So I want to pose the same question to you that I put to the Bishop: What does it mean to say that the Church has a “policy” about how to calculate your tithing, if it provides no clearcut means for Churchmembers to figure out what the policy is? What is the point of having a policy, if you’re not going to communicate it to those to whom it applies?
2. As I understand the Law of Tithing, we are supposed to pay to the Church 10% of our “increase.” A potential question arises as to what constitutes “increase.” I see little justification for treating traditional “income” as “increase” but not treating gifts similarly. (Does anyone disagree with this?) Thus, if Mommie Dearest gives me $10,000, I owe $1,000 to the Church in tithing (and no issues of “net” vs. “gross” are implicated). But what if my $10,000 gift is in some tangible, non-cash asset? Suppose, in other words, that Mother gives me a $10,000 watch for my birthday. Do I have an obligation to determine the fair market value of the watch and cut the Church a check for 10% of the value? Does your answer change if the watch is only worth $100? What if the gift is a $5,000,000 piece of real estate instead?

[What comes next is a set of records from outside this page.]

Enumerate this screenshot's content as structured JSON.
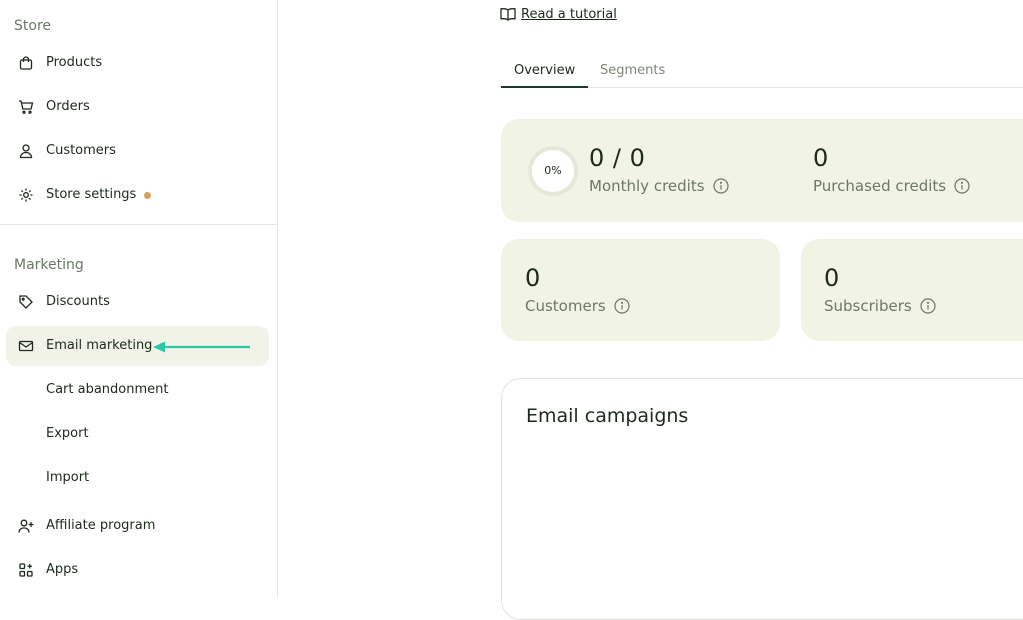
{
  "sidebar": {
    "store_title": "Store",
    "marketing_title": "Marketing",
    "items": [
      {
        "label": "Products"
      },
      {
        "label": "Orders"
      },
      {
        "label": "Customers"
      },
      {
        "label": "Store settings"
      },
      {
        "label": "Discounts"
      },
      {
        "label": "Email marketing"
      },
      {
        "label": "Cart abandonment"
      },
      {
        "label": "Export"
      },
      {
        "label": "Import"
      },
      {
        "label": "Affiliate program"
      },
      {
        "label": "Apps"
      }
    ],
    "settings_dot_color": "#d4a25e",
    "active_bg_color": "#f1f3e8",
    "arrow_color": "#2ac8a4"
  },
  "main": {
    "tutorial_label": "Read a tutorial",
    "tabs": [
      {
        "label": "Overview"
      },
      {
        "label": "Segments"
      }
    ],
    "credits": {
      "percent": "0%",
      "monthly_value": "0 / 0",
      "monthly_label": "Monthly credits",
      "purchased_value": "0",
      "purchased_label": "Purchased credits"
    },
    "customers": {
      "value": "0",
      "label": "Customers"
    },
    "subscribers": {
      "value": "0",
      "label": "Subscribers"
    },
    "campaigns_title": "Email campaigns"
  }
}
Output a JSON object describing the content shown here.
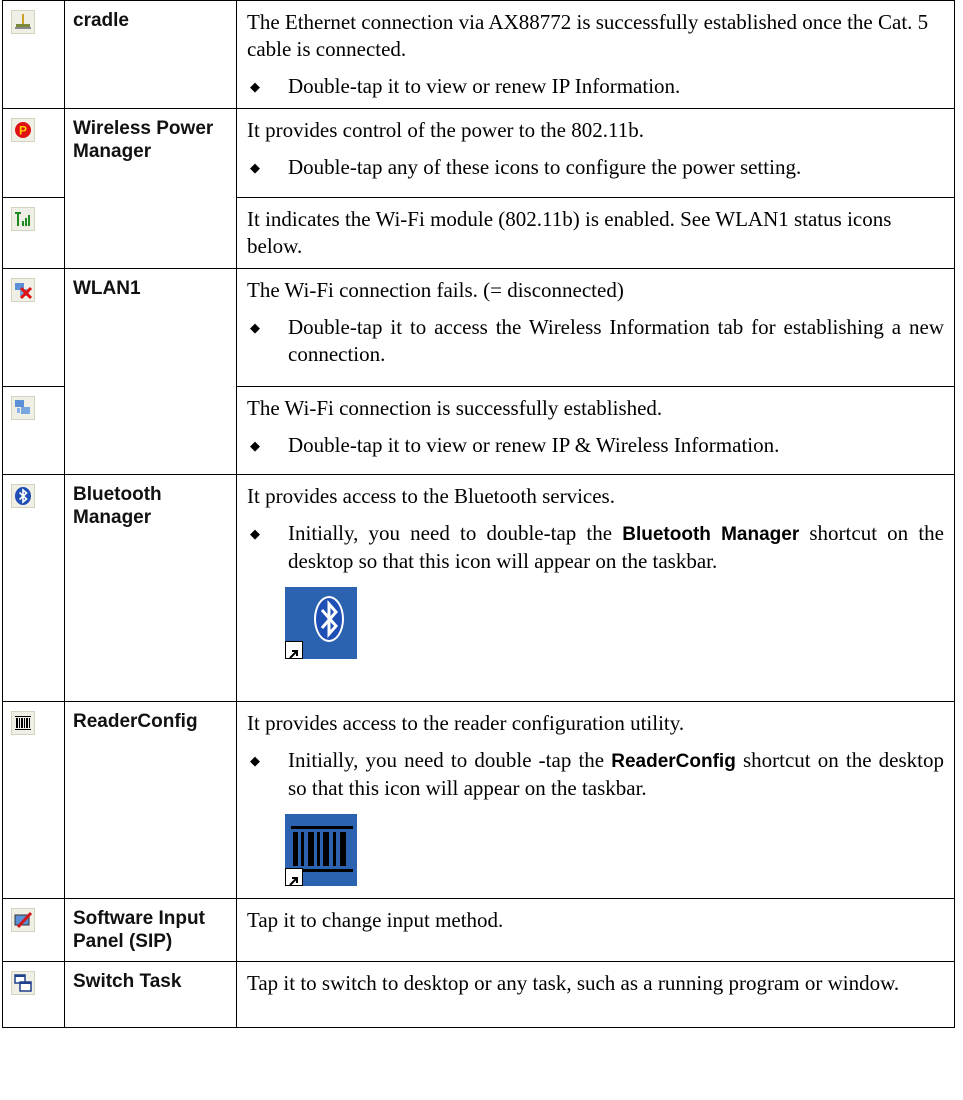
{
  "rows": [
    {
      "name": "cradle",
      "desc": "The Ethernet connection via AX88772 is successfully established once the Cat. 5 cable is connected.",
      "bullet": "Double-tap it to view or renew IP Information.",
      "icon": "ethernet-cradle-icon"
    },
    {
      "name": "Wireless Power Manager",
      "desc": "It provides control of the power to the 802.11b.",
      "bullet": "Double-tap any of these icons to configure the power setting.",
      "icon": "power-manager-icon"
    },
    {
      "desc": "It indicates the Wi-Fi module (802.11b) is enabled. See WLAN1 status icons below.",
      "icon": "wifi-signal-icon"
    },
    {
      "name": "WLAN1",
      "desc": "The Wi-Fi connection fails. (= disconnected)",
      "bullet": "Double-tap it to access the Wireless Information tab for establishing a new connection.",
      "icon": "wlan-disconnected-icon"
    },
    {
      "desc": "The Wi-Fi connection is successfully established.",
      "bullet": "Double-tap it to view or renew IP & Wireless Information.",
      "icon": "wlan-connected-icon"
    },
    {
      "name": "Bluetooth Manager",
      "desc": "It provides access to the Bluetooth services.",
      "bullet_pre": "Initially, you need to double-tap the",
      "bullet_bold": "Bluetooth Manager",
      "bullet_post": "shortcut on the desktop so that this icon will appear on the taskbar.",
      "icon": "bluetooth-icon"
    },
    {
      "name": "ReaderConfig",
      "desc": "It provides access to the reader configuration utility.",
      "bullet_pre": "Initially, you need to double -tap the",
      "bullet_bold": "ReaderConfig",
      "bullet_post": "shortcut on the desktop so that this icon will appear on the taskbar.",
      "icon": "barcode-icon"
    },
    {
      "name": "Software Input Panel (SIP)",
      "desc": "Tap it to change input method.",
      "icon": "sip-pen-icon"
    },
    {
      "name": "Switch Task",
      "desc": "Tap it to switch to desktop or any task, such as a running program or window.",
      "icon": "switch-task-icon"
    }
  ],
  "colors": {
    "border": "#000000",
    "icon_bg": "#f0efe6",
    "shortcut_bg": "#2b63b0"
  }
}
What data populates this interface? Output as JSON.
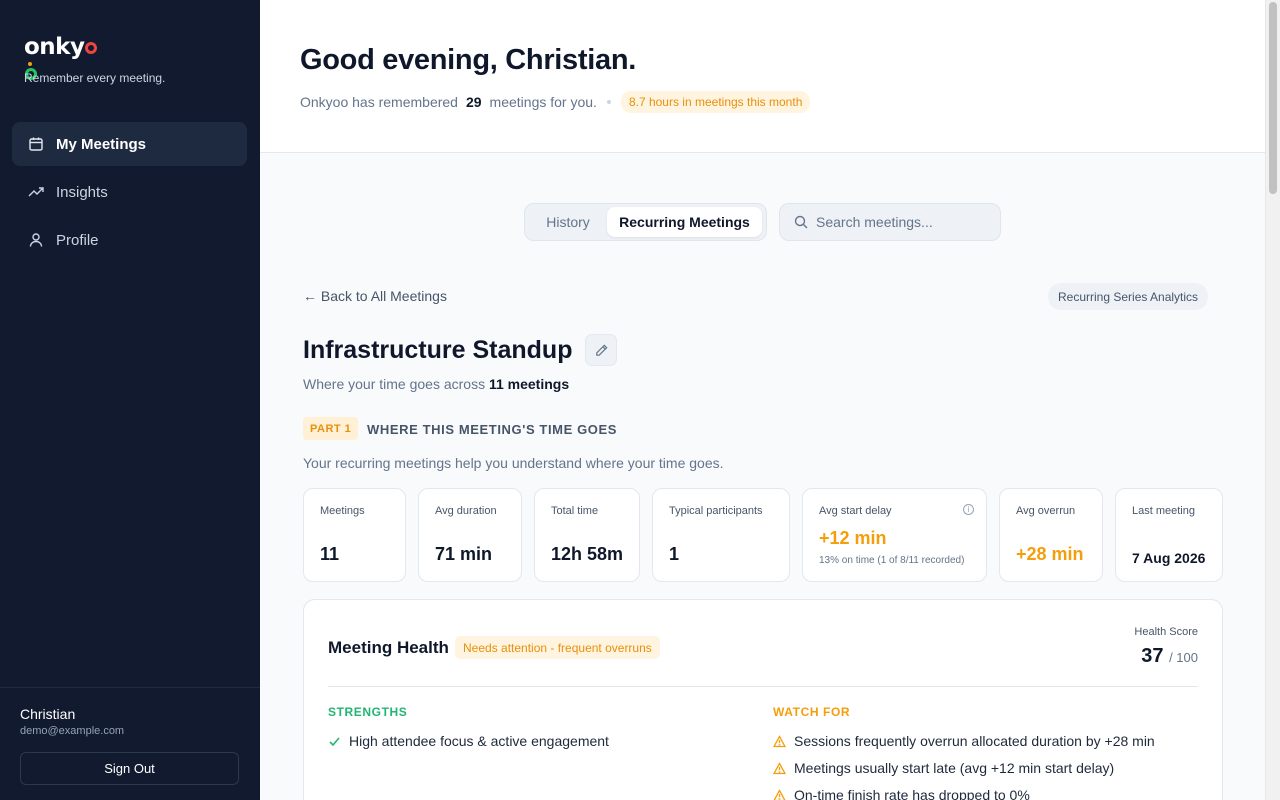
{
  "app": {
    "logo_text": "onkyoo",
    "tagline": "Remember every meeting."
  },
  "sidebar": {
    "items": [
      {
        "label": "My Meetings",
        "icon": "calendar-icon",
        "active": true
      },
      {
        "label": "Insights",
        "icon": "trending-up-icon",
        "active": false
      },
      {
        "label": "Profile",
        "icon": "user-icon",
        "active": false
      }
    ],
    "user": {
      "name": "Christian",
      "email": "demo@example.com",
      "signout_label": "Sign Out"
    }
  },
  "header": {
    "greeting": "Good evening, Christian.",
    "remembered_prefix": "Onkyoo has remembered",
    "meeting_count": "29",
    "remembered_suffix": "meetings for you.",
    "hours_pill": "8.7 hours in meetings this month"
  },
  "tabs": {
    "history": "History",
    "recurring": "Recurring Meetings",
    "active": "recurring"
  },
  "search": {
    "placeholder": "Search meetings...",
    "value": ""
  },
  "detail": {
    "back_label": "← Back to All Meetings",
    "analytics_label": "Recurring Series Analytics",
    "title": "Infrastructure Standup",
    "subtitle_prefix": "Where your time goes across",
    "subtitle_count": "11 meetings",
    "part_badge": "PART 1",
    "part_title": "WHERE THIS MEETING'S TIME GOES",
    "part_desc": "Your recurring meetings help you understand where your time goes."
  },
  "stats": [
    {
      "label": "Meetings",
      "value": "11"
    },
    {
      "label": "Avg duration",
      "value": "71 min"
    },
    {
      "label": "Total time",
      "value": "12h 58m"
    },
    {
      "label": "Typical participants",
      "value": "1"
    },
    {
      "label": "Avg start delay",
      "value": "+12 min",
      "note": "13% on time (1 of 8/11 recorded)",
      "info": "i"
    },
    {
      "label": "Avg overrun",
      "value": "+28 min"
    },
    {
      "label": "Last meeting",
      "value": "7 Aug 2026"
    }
  ],
  "health": {
    "title": "Meeting Health",
    "badge": "Needs attention - frequent overruns",
    "score_label": "Health Score",
    "score": "37",
    "score_max": "/ 100",
    "strengths_label": "STRENGTHS",
    "strengths": [
      "High attendee focus & active engagement"
    ],
    "watch_label": "WATCH FOR",
    "watch": [
      "Sessions frequently overrun allocated duration by +28 min",
      "Meetings usually start late (avg +12 min start delay)",
      "On-time finish rate has dropped to 0%"
    ]
  },
  "colors": {
    "sidebar_bg": "#111a2e",
    "accent_orange": "#f59e0b",
    "strength_green": "#22b573"
  }
}
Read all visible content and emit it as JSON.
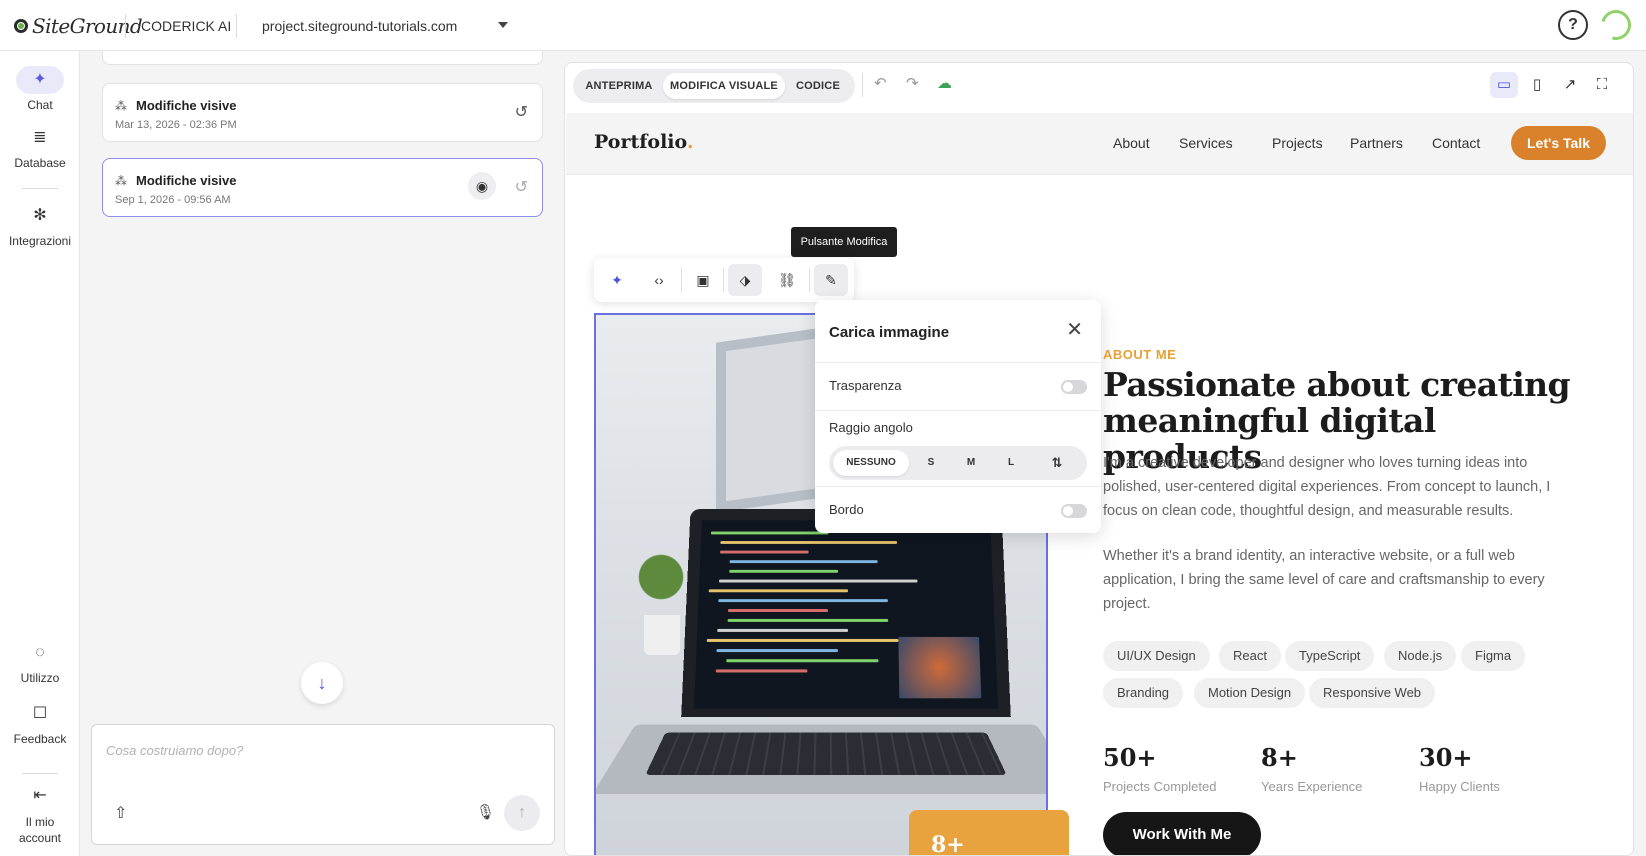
{
  "header": {
    "logo": "SiteGround",
    "product": "CODERICK AI",
    "domain": "project.siteground-tutorials.com",
    "help_glyph": "?"
  },
  "leftnav": {
    "items": [
      {
        "label": "Chat",
        "icon": "sparkle-icon",
        "glyph": "✦"
      },
      {
        "label": "Database",
        "icon": "database-icon",
        "glyph": "≣"
      },
      {
        "label": "Integrazioni",
        "icon": "integrations-icon",
        "glyph": "✻"
      }
    ],
    "bottom": [
      {
        "label": "Utilizzo",
        "icon": "usage-icon",
        "glyph": "◌"
      },
      {
        "label": "Feedback",
        "icon": "feedback-icon",
        "glyph": "☐"
      },
      {
        "label": "Il mio account",
        "icon": "logout-icon",
        "glyph": "⇤"
      }
    ]
  },
  "history": [
    {
      "title": "Modifiche visive",
      "date": "Mar 13, 2026 - 02:36 PM"
    },
    {
      "title": "Modifiche visive",
      "date": "Sep 1, 2026 - 09:56 AM"
    }
  ],
  "composer": {
    "placeholder": "Cosa costruiamo dopo?"
  },
  "editor": {
    "tabs": [
      "ANTEPRIMA",
      "MODIFICA VISUALE",
      "CODICE"
    ],
    "active_tab": "MODIFICA VISUALE",
    "tooltip": "Pulsante Modifica"
  },
  "site": {
    "logo": "Portfolio",
    "logo_dot": ".",
    "nav": [
      "About",
      "Services",
      "Projects",
      "Partners",
      "Contact"
    ],
    "cta": "Let's Talk",
    "about_label": "ABOUT ME",
    "about_title": "Passionate about creating meaningful digital products",
    "p1": "I'm a creative developer and designer who loves turning ideas into polished, user-centered digital experiences. From concept to launch, I focus on clean code, thoughtful design, and measurable results.",
    "p2": "Whether it's a brand identity, an interactive website, or a full web application, I bring the same level of care and craftsmanship to every project.",
    "skills": [
      "UI/UX Design",
      "React",
      "TypeScript",
      "Node.js",
      "Figma",
      "Branding",
      "Motion Design",
      "Responsive Web"
    ],
    "stats": [
      {
        "num": "50+",
        "label": "Projects Completed"
      },
      {
        "num": "8+",
        "label": "Years Experience"
      },
      {
        "num": "30+",
        "label": "Happy Clients"
      }
    ],
    "work_btn": "Work With Me",
    "badge": "8+"
  },
  "popover": {
    "title": "Carica immagine",
    "transparency": "Trasparenza",
    "radius": "Raggio angolo",
    "radius_options": [
      "NESSUNO",
      "S",
      "M",
      "L"
    ],
    "radius_selected": "NESSUNO",
    "border": "Bordo",
    "transparency_on": false,
    "border_on": false
  },
  "colors": {
    "accent": "#5a5fd8",
    "orange": "#d9822b",
    "brand_green": "#6ab04c"
  }
}
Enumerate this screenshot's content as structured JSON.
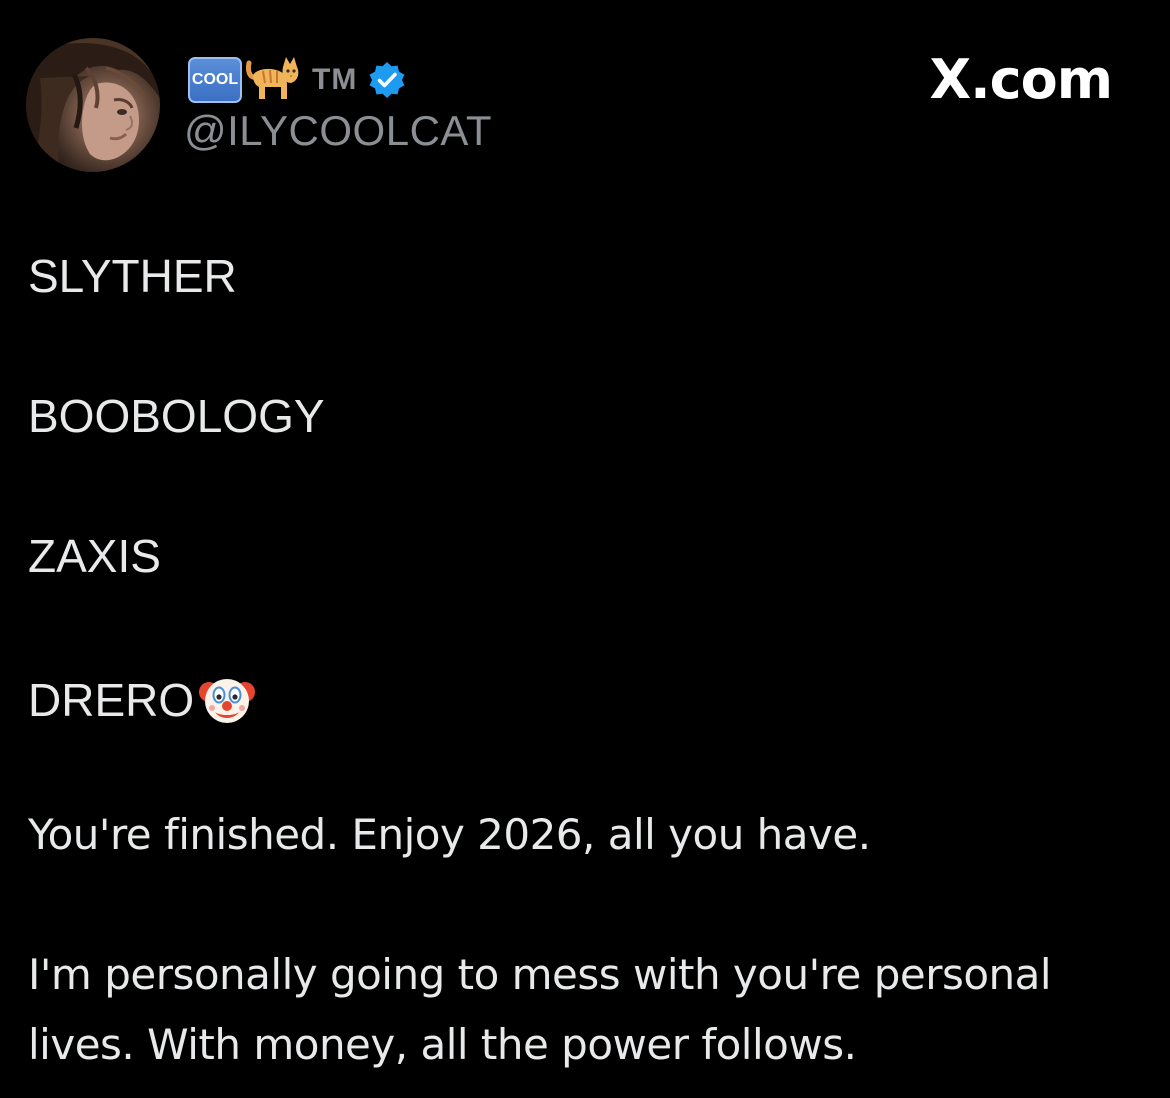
{
  "header": {
    "display_name_badge": "COOL",
    "display_name_emoji_icon": "cat-icon",
    "display_name_suffix": "TM",
    "verified_icon": "verified-badge-icon",
    "handle": "@ILYCOOLCAT",
    "site": "X.com",
    "avatar": "profile-photo"
  },
  "post": {
    "line1": "SLYTHER",
    "line2": "BOOBOLOGY",
    "line3": "ZAXIS",
    "line4": "DRERO",
    "line4_emoji_icon": "clown-face-icon",
    "line5": "You're finished. Enjoy 2026, all you have.",
    "line6a": "I'm personally going to mess with you're personal",
    "line6b": "lives. With money, all the power follows."
  },
  "colors": {
    "background": "#000000",
    "text_primary": "#e7e9ea",
    "text_secondary": "#8b8f94",
    "verified_blue": "#1d9bf0"
  }
}
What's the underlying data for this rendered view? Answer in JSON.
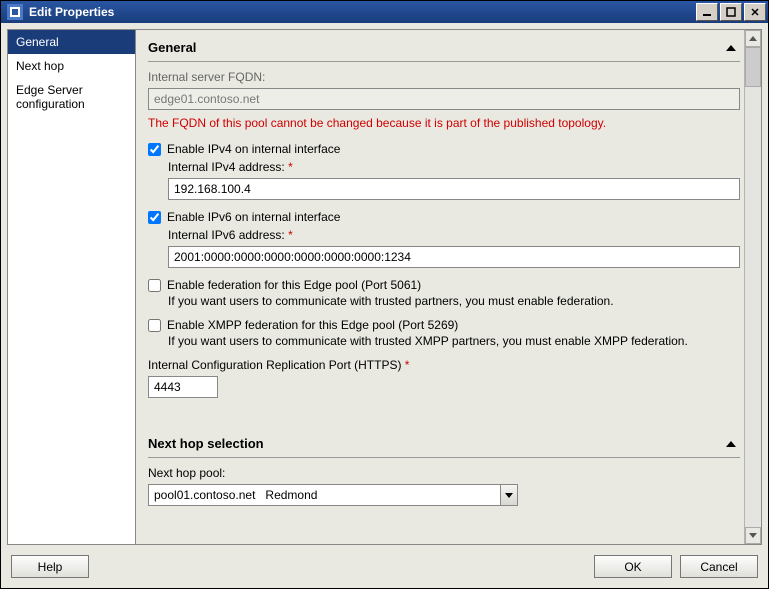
{
  "window": {
    "title": "Edit Properties"
  },
  "sidebar": {
    "items": [
      {
        "label": "General",
        "selected": true
      },
      {
        "label": "Next hop",
        "selected": false
      },
      {
        "label": "Edge Server configuration",
        "selected": false
      }
    ]
  },
  "sections": {
    "general": {
      "title": "General",
      "fqdn_label": "Internal server FQDN:",
      "fqdn_value": "edge01.contoso.net",
      "fqdn_warning": "The FQDN of this pool cannot be changed because it is part of the published topology.",
      "ipv4_enable_label": "Enable IPv4 on internal interface",
      "ipv4_enable_checked": true,
      "ipv4_addr_label": "Internal IPv4 address:",
      "ipv4_addr_value": "192.168.100.4",
      "ipv6_enable_label": "Enable IPv6 on internal interface",
      "ipv6_enable_checked": true,
      "ipv6_addr_label": "Internal IPv6 address:",
      "ipv6_addr_value": "2001:0000:0000:0000:0000:0000:0000:1234",
      "federation_enable_label": "Enable federation for this Edge pool (Port 5061)",
      "federation_enable_checked": false,
      "federation_hint": "If you want users to communicate with trusted partners, you must enable federation.",
      "xmpp_enable_label": "Enable XMPP federation for this Edge pool (Port 5269)",
      "xmpp_enable_checked": false,
      "xmpp_hint": "If you want users to communicate with trusted XMPP partners, you must enable XMPP federation.",
      "repl_port_label": "Internal Configuration Replication Port (HTTPS)",
      "repl_port_value": "4443"
    },
    "nexthop": {
      "title": "Next hop selection",
      "pool_label": "Next hop pool:",
      "pool_value": "pool01.contoso.net   Redmond"
    }
  },
  "footer": {
    "help": "Help",
    "ok": "OK",
    "cancel": "Cancel"
  },
  "required_mark": " *"
}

Furthermore, let us assume, for the sake of argument, that I do owe the Church $1,000 for having received the watch. If there really is no way I can realistically raise the money, do I have an obligation to sell the watch in order to raise my tithing funds? Does your answer change if Mother really, really, really wanted me to have the watch, and to wear it religiously after she is dead and gone, because it is a family heirloom she inherited from her grandfather, and my parting with it would devastate her emotionally, and leave all my ancestors rolling over in their graves?
Finally, if you are someone who does believe I owe tithing on a large cash gift, but you don’t believe I owe tithing when I receive a large non-cash gift, what do you make of the scenario when Mother hands me $10,000 and says, “Aaron, here’s some money that I’m giving to you for the specific purpose of going out and buying yourself that $10,000 Rolex we saw at Ben Bridge yesterday.” Does your answer change if Mother instead says, “Aaron here’s $10,000. I want you to go out and buy yourself a really nice (unspecified) watch!” If so, why?
For what it’s worth, this is not just an academic exercise. As I already said above, I have a relative who is currently asking me for advice with respect to her tithing obligations in some rather novel, real-world “increase” scenarios, and your answers to my questions will hopefully help me better think through her (not entirely analogous) dilemmas and provide her with some concrete answers.